And even that may not capture this deep mystery in its fullness. Because human language stumbles to express the nature and life of God, we’re immediately limited in what we say even when we proclaim Jesus to be God’s Son – because being someone’s child might imply more difference than the Trinity actually holds. After all, the Father, the Son, and the Holy Spirit are “one God … in Trinity of Persons and in Unity of Being” (BCP 380). So the fact that they are one takes us to the edge of the deepest mystery of them all: This man hanging on the cross is not just the anointed offspring of God. This man hanging on the cross is God. He is the kyrios, the “Lord,” which was a title claimed by Caesar himself. This man hanging on the cross is the true Lord whom Caesar can’t unseat, the “highly exalted” one, whose name “is above every name, so that at [his] name … every knee should bend, in heaven and on earth and under the earth, and every tongue confess that Jesus Christ is Lord” – not Caesar. (Philippians 2:9-11)

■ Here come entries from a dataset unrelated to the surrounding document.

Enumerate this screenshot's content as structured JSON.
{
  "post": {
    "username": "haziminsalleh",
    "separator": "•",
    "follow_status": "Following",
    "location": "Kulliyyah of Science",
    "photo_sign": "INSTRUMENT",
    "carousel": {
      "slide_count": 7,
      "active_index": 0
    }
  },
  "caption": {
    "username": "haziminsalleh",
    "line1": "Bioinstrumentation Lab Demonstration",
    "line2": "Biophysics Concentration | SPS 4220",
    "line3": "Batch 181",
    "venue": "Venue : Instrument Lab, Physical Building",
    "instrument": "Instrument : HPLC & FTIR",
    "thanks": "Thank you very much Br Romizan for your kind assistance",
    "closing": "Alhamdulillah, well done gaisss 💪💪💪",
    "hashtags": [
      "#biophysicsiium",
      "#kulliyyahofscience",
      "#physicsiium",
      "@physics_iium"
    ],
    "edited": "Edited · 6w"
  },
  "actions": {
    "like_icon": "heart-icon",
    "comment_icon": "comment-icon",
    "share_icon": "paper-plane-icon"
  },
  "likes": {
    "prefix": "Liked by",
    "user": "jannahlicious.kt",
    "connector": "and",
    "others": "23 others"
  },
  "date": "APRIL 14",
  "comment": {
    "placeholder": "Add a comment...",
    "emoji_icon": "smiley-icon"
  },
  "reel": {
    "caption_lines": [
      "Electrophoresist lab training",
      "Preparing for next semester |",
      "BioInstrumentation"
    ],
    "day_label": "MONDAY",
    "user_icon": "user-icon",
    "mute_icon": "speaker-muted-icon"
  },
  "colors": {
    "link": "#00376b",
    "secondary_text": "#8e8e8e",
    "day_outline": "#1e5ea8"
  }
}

As we begin our journey though Holy Week, “may the same mind be in [us] that was in Christ Jesus” (Philippians 2:5). May we walk alongside him each step of the way, as present to his pain as he is to ours. And all along that holy way, may we, too, sing Psalm 22 – and remember that the cry of desolation, the cry from the cross, is never God’s last word.